DannyBoy always put on a fancy parade trot that any good horseman would know was just an annoying trail jig, because he had to leave the Draft Horse barn and his nice pile of hay. Throwing in some excited whinnies along the way (horsetalk for, "Where are the other horses, when do we get to go back to the barn?") and every spectator thought he was the star of the Parade.

Things would begin to get exciting while waiting in the lineup, as the parade swept past and it came time for the horses to join in. Majorettes in sparkly uniforms marching in time to a band would turn the corner in perfect unison while huge fire engines blared their sirens. Candy flew through the air as children squealed in delight from the sidelines.

...I wasn’t always riding a well-mannered steed, doing the Queen-of-England-Wave to an adoring crowd; one year he tried to buck me off on someone’s front lawn, and then there was the time he tried to run over Levi Byler’s mini’s to get to Dane Mitchell’s Draft Hitch, two places up.

There was another time some children had come out of the crowd to pet him, just as some pranksters lit off some firecrackers. DannyBoy spooked and swung his huge, Draft Horse hind end around; lawn chairs went flying as a whole slew of spectators ran onto the nearest porch, one fellow clinging to a pole.

These past few years are a bit poignant; as the big guy isn’t at the Fair, nor have I been.

There had been dozens of kids coming by the Draft Horse barn to see him, the year after he died, and he wasn’t there.

To say that going to the Jamestown Fair without DannyBoy felt weird, would be saying the least. I continue to be amazed at the large number of people whose lives were touched by this wonderful horse.

He seemed especially attracted to small babies and elderly ladies. No one seemed to mind that he would try to take a sip from the baby’s juice bottle, or steal a lick off of someone’s ice cream cone.

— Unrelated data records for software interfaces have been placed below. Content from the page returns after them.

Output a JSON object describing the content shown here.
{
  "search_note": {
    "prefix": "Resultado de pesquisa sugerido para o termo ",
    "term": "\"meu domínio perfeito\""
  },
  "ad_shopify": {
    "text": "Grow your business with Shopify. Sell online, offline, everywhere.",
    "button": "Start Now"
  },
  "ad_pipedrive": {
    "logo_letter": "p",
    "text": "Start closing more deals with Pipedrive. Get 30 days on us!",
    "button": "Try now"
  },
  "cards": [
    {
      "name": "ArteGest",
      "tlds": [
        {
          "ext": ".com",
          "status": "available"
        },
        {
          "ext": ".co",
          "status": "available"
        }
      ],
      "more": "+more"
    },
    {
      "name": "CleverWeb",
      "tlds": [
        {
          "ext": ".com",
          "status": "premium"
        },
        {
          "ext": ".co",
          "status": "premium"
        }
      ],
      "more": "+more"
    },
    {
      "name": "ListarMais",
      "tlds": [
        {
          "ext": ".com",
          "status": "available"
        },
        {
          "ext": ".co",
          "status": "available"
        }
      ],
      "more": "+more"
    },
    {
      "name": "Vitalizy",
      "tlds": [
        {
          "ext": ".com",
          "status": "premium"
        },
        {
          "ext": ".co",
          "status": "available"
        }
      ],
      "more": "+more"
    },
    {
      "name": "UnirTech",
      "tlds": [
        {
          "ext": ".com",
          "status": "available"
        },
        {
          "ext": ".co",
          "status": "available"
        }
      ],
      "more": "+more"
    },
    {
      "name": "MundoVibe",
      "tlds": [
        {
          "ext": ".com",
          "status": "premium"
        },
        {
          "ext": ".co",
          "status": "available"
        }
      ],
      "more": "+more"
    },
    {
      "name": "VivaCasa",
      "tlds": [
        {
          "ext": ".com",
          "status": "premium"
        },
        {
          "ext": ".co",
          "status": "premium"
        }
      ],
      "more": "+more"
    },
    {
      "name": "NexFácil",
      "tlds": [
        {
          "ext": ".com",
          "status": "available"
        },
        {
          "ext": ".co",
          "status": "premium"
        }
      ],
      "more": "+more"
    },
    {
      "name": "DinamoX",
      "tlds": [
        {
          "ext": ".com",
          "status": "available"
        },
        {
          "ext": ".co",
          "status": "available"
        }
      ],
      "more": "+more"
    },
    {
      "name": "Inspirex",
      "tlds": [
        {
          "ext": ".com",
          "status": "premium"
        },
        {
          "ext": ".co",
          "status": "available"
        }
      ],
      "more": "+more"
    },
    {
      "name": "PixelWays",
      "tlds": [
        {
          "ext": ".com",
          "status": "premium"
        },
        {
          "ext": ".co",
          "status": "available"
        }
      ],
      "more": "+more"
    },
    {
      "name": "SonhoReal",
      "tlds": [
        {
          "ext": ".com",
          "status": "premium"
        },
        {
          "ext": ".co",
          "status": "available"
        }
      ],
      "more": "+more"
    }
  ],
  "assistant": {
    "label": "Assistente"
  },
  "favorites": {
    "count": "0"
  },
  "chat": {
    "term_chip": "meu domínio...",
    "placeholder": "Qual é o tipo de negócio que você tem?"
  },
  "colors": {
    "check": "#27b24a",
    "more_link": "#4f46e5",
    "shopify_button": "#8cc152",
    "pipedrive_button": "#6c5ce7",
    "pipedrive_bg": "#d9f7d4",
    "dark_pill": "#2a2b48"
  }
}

Perhaps DannyBoy’s greatest gift of all was his kindness to anyone he met, and to the people who have no horse of their own, who got to visit him in the Draft Horse barn each year at the Fair. He and his heart were big enough for everyone and if only for those five days, he was their horse, too.

There was even a lady from Andover, Ohio, I had no idea who she was, come through looking for him. After I had explained he was deep-six, she went on to tell me she had a photograph of DannyBoy, and that he is the screen-saver for her computer!

Special thanks went out to my friend Ann Pearson, Parade Horse Department, for the lovely full-page dedication to DannyBoy in the Fair Book.

A year or so ago I said I didn’t know if I was going to show Jamestown ever again; I think I’ll be sitting this one out again, folks.

I do know that when I look up into the field at night and see the solar lantern glowing atop DannyBoy’s big grave that I still can’t believe he’s really gone.

You hear cowboys talk about that one-in-a-million horse; this one truly was, there will never be another one like him.

Always so friendly, so sweet.

As I’ve said, that empty stall at the barn and now the Jimtown Fair is matched only by the empty place in our hearts that has been created since he’s been gone.

Well, that’s all for now. Somebody get me a handkerchief.

Drying my tears to the immortal words of Roy Rogers and Dale Evans, "Happy Trails to You."